Well, enough of my ranting and raving. On to the theory. To defend the thesis that it is labor that lies at the heart of exchange value, Smith tells a little story about a deer hunter and a beaver hunter who meet in the woods and negotiate the terms on which they will trade deer for beavers. to their mutual advantage. Since according to Smith it takes two days to catch a beaver and one day to catch a deer [I accept Smith's hypothesis without demur, never having hunted day in my life], the deer hunter will not pay more than two deer for one beaver, and the beaver hunter will not accept less than two deer for one beaver. The reason, of course, is that if the deer hunter is asked to pay four deer for one beaver, which four deer it would take him two days to catch, he would be better off [labor being a curse, not a blessing, as the Good Book tells us] spending one day hunting beaver, and a second day hunting deer. He will then have, for his two days of labor, one beaver and two deer, rather than merely one beaver. The beaver hunter makes a parallel calculation, and so, by "the higgling and jiggling of the market," as Smith puts it, they arrive at a price of two deer for one beaver. [We are assuming, among other things, that each hunter has positive marginal utility for both beaver and deer, which may of course not actually be true. There are only so many beaver pelts one can put to good use, and only so much venison one can eat, but never mind.]

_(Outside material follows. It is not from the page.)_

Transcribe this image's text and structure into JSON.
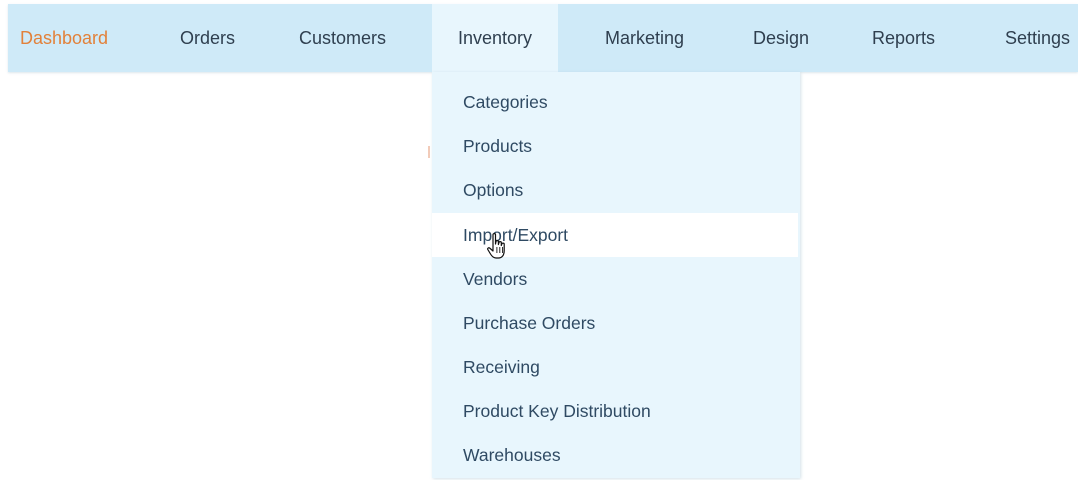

Immediately upon advancing this theory, Smith acknowledges that it applies only to the rude state of society 'before the appropriation of land and the accumulation of stock." The problem is this: Once some people have laid claim to ownership of the arable land, and are in a position to defend their claim by the majesty of the law and force of arms, aspiring farmers seeking to get a living by cultivating the soil will be compelled to pay rent to those landowners, and that payment of rent, he thought, would drive up the price at which the farmers would be willing to sell their grain at market. [Hence the appeal of the "New World," where, it was commonly said, there was virgin land owned by no one save disposable savages.] As for the "accumulation of stock," the hunting of deer and beaver requires beaver traps and rifles or bows and arrows. Those tools of the trade cost a certain amount of labor to produce, and they last for some average amount of time before they must be replaced. Now, there is in general no reason at all to suppose, Smith realized, that the same amount of time and effort goes into the making of the tools of the trade in each line of production. Some techniques of production are, as later economists learned to say, "capital intensive" while others are "labor intensive." Even under the most technologically primitive conditions, men and women are not stupid, and they will demand that the labor expended on the making of those means of production, that "stock," be compensated by an appropriate adjustment in the Natural Price, or Value, of the commodities produced with their aid.
And there Adam Smith stopped, unable to figure out how to take into account the appropriation of land and the accumulation of stock in the determination of natural price. Tomorrow, we shall meet David Ricardo's brilliant breakthrough -- embodied labor.